Requirement:
Return a faithful copy of all the entries, omitting the images.

── Supplied data

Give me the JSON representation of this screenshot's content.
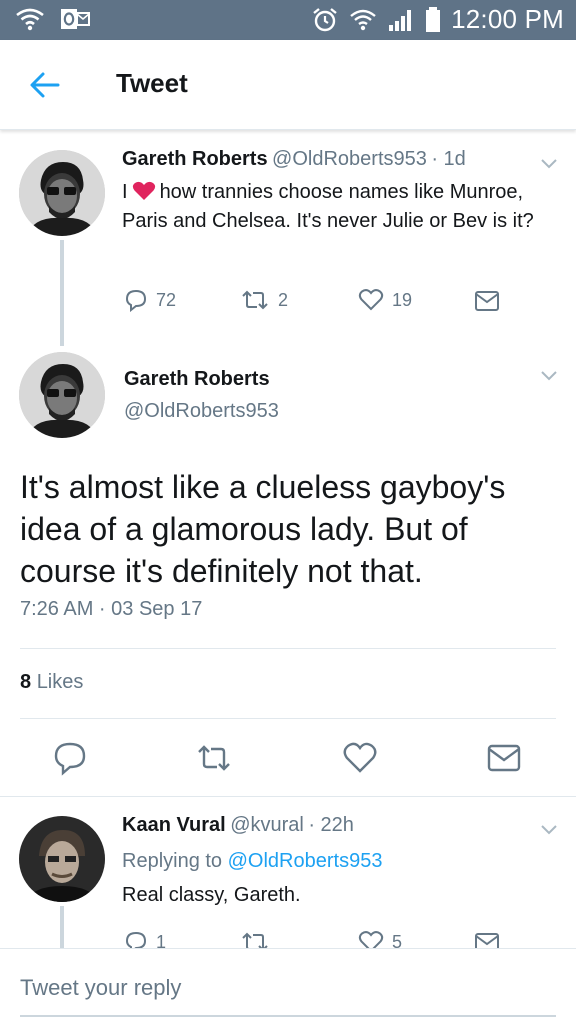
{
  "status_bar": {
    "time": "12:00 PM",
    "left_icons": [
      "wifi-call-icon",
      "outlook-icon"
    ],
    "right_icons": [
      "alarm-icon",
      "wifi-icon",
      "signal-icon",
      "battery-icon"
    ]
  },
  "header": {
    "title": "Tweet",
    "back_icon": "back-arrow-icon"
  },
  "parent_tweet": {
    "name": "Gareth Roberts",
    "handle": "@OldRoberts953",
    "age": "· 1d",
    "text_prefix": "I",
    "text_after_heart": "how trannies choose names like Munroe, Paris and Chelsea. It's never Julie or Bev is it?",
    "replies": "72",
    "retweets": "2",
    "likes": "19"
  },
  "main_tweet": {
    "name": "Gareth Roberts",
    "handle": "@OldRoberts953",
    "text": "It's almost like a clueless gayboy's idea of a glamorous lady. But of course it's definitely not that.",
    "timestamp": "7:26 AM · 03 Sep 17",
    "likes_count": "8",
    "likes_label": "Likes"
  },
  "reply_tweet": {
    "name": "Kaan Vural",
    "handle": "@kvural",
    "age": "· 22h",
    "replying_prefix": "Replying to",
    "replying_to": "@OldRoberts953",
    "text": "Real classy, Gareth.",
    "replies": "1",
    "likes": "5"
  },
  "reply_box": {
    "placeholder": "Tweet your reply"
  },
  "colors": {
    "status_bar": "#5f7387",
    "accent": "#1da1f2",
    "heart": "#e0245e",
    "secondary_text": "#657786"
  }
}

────

Result of the task:
Give me the JSON representation of this screenshot's content.
{
  "status_bar": {
    "time": "12:00 PM",
    "left_icons": [
      "wifi-call-icon",
      "outlook-icon"
    ],
    "right_icons": [
      "alarm-icon",
      "wifi-icon",
      "signal-icon",
      "battery-icon"
    ]
  },
  "header": {
    "title": "Tweet",
    "back_icon": "back-arrow-icon"
  },
  "parent_tweet": {
    "name": "Gareth Roberts",
    "handle": "@OldRoberts953",
    "age": "· 1d",
    "text_prefix": "I",
    "text_after_heart": "how trannies choose names like Munroe, Paris and Chelsea. It's never Julie or Bev is it?",
    "replies": "72",
    "retweets": "2",
    "likes": "19"
  },
  "main_tweet": {
    "name": "Gareth Roberts",
    "handle": "@OldRoberts953",
    "text": "It's almost like a clueless gayboy's idea of a glamorous lady. But of course it's definitely not that.",
    "timestamp": "7:26 AM · 03 Sep 17",
    "likes_count": "8",
    "likes_label": "Likes"
  },
  "reply_tweet": {
    "name": "Kaan Vural",
    "handle": "@kvural",
    "age": "· 22h",
    "replying_prefix": "Replying to",
    "replying_to": "@OldRoberts953",
    "text": "Real classy, Gareth.",
    "replies": "1",
    "likes": "5"
  },
  "reply_box": {
    "placeholder": "Tweet your reply"
  },
  "colors": {
    "status_bar": "#5f7387",
    "accent": "#1da1f2",
    "heart": "#e0245e",
    "secondary_text": "#657786"
  }
}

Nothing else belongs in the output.